++++ Input material

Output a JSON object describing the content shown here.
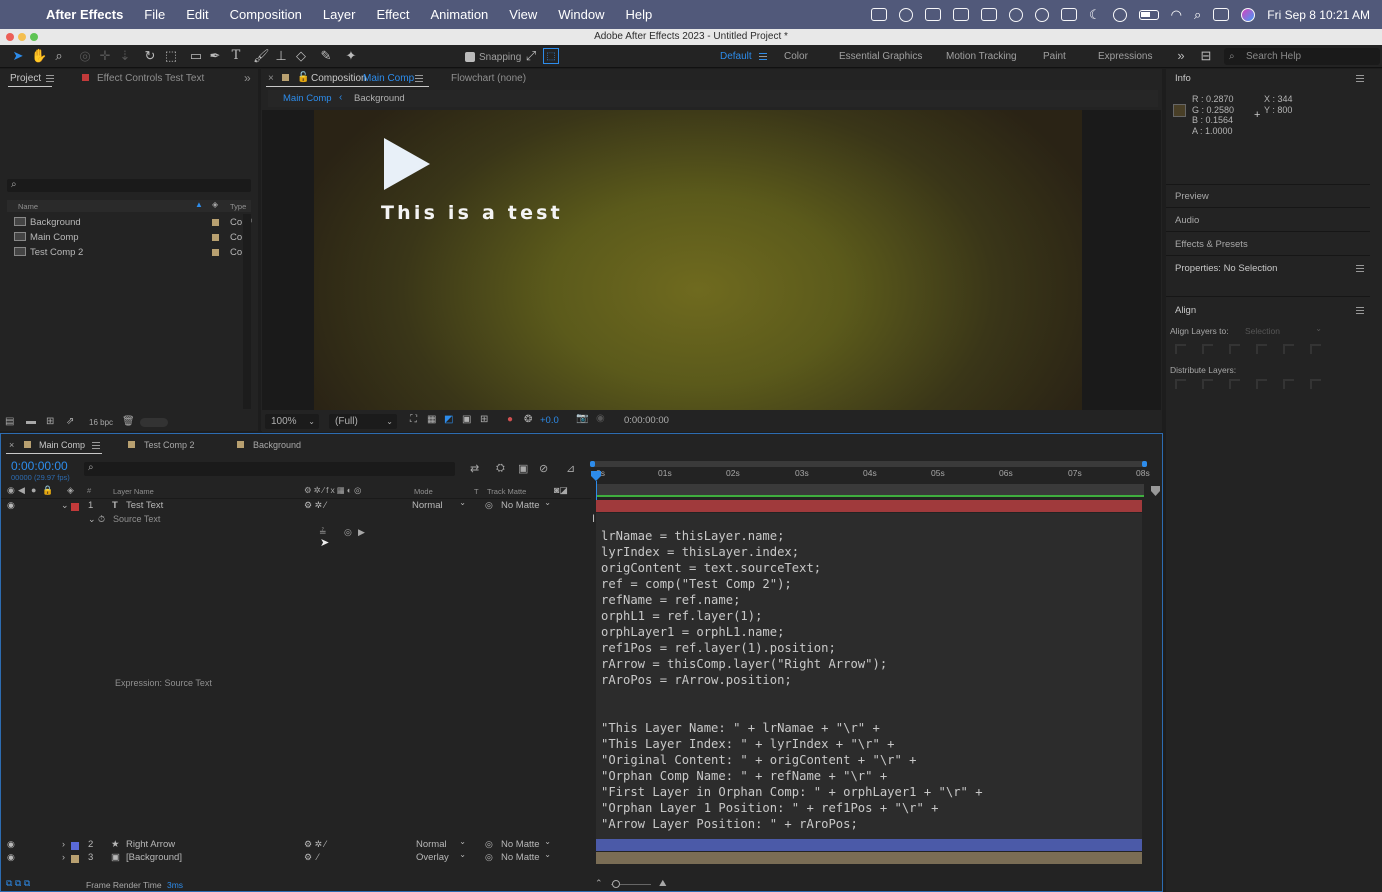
{
  "menubar": {
    "app_name": "After Effects",
    "items": [
      "File",
      "Edit",
      "Composition",
      "Layer",
      "Effect",
      "Animation",
      "View",
      "Window",
      "Help"
    ],
    "datetime": "Fri Sep 8  10:21 AM"
  },
  "window": {
    "title": "Adobe After Effects 2023 - Untitled Project *"
  },
  "toolbar": {
    "snapping_label": "Snapping",
    "workspaces": [
      {
        "label": "Default",
        "active": true
      },
      {
        "label": "Color",
        "active": false
      },
      {
        "label": "Essential Graphics",
        "active": false
      },
      {
        "label": "Motion Tracking",
        "active": false
      },
      {
        "label": "Paint",
        "active": false
      },
      {
        "label": "Expressions",
        "active": false
      }
    ],
    "search_placeholder": "Search Help"
  },
  "project_panel": {
    "tab_project": "Project",
    "tab_effect_controls": "Effect Controls Test Text",
    "col_name": "Name",
    "col_type": "Type",
    "items": [
      {
        "name": "Background",
        "type": "Co"
      },
      {
        "name": "Main Comp",
        "type": "Co"
      },
      {
        "name": "Test Comp 2",
        "type": "Co"
      }
    ],
    "bpc": "16 bpc"
  },
  "comp_panel": {
    "tab_prefix": "Composition",
    "tab_comp": "Main Comp",
    "flowchart": "Flowchart (none)",
    "breadcrumb_current": "Main Comp",
    "breadcrumb_parent": "Background",
    "canvas_text": "This is a test",
    "zoom": "100%",
    "resolution": "(Full)",
    "exposure": "+0.0",
    "timecode": "0:00:00:00"
  },
  "info_panel": {
    "title": "Info",
    "rgba": "R : 0.2870\nG : 0.2580\nB : 0.1564\nA : 1.0000",
    "xy": "X : 344\nY : 800",
    "swatch_color": "#493f27"
  },
  "right_panels": {
    "preview": "Preview",
    "audio": "Audio",
    "effects_presets": "Effects & Presets",
    "properties": "Properties: No Selection",
    "align": "Align",
    "align_layers_to": "Align Layers to:",
    "align_selection": "Selection",
    "distribute_layers": "Distribute Layers:"
  },
  "timeline": {
    "tabs": [
      "Main Comp",
      "Test Comp 2",
      "Background"
    ],
    "timecode": "0:00:00:00",
    "fps": "00000 (29.97 fps)",
    "col_layer_name": "Layer Name",
    "col_mode": "Mode",
    "col_t": "T",
    "col_track_matte": "Track Matte",
    "ticks": [
      "0s",
      "01s",
      "02s",
      "03s",
      "04s",
      "05s",
      "06s",
      "07s",
      "08s"
    ],
    "layers": [
      {
        "num": "1",
        "name": "Test Text",
        "mode": "Normal",
        "matte": "No Matte",
        "color": "#c23a3a",
        "type_icon": "T"
      },
      {
        "num": "2",
        "name": "Right Arrow",
        "mode": "Normal",
        "matte": "No Matte",
        "color": "#5a6ad8",
        "type_icon": "★"
      },
      {
        "num": "3",
        "name": "[Background]",
        "mode": "Overlay",
        "matte": "No Matte",
        "color": "#b8a070",
        "type_icon": "▣"
      }
    ],
    "source_text": "Source Text",
    "expression_label": "Expression: Source Text",
    "expression_code": "lrNamae = thisLayer.name;\nlyrIndex = thisLayer.index;\norigContent = text.sourceText;\nref = comp(\"Test Comp 2\");\nrefName = ref.name;\norphL1 = ref.layer(1);\norphLayer1 = orphL1.name;\nref1Pos = ref.layer(1).position;\nrArrow = thisComp.layer(\"Right Arrow\");\nrAroPos = rArrow.position;\n\n\n\"This Layer Name: \" + lrNamae + \"\\r\" +\n\"This Layer Index: \" + lyrIndex + \"\\r\" +\n\"Original Content: \" + origContent + \"\\r\" +\n\"Orphan Comp Name: \" + refName + \"\\r\" +\n\"First Layer in Orphan Comp: \" + orphLayer1 + \"\\r\" +\n\"Orphan Layer 1 Position: \" + ref1Pos + \"\\r\" +\n\"Arrow Layer Position: \" + rAroPos;",
    "frame_render_label": "Frame Render Time",
    "frame_render_value": "3ms"
  }
}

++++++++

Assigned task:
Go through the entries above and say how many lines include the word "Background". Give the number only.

Result of the task:
4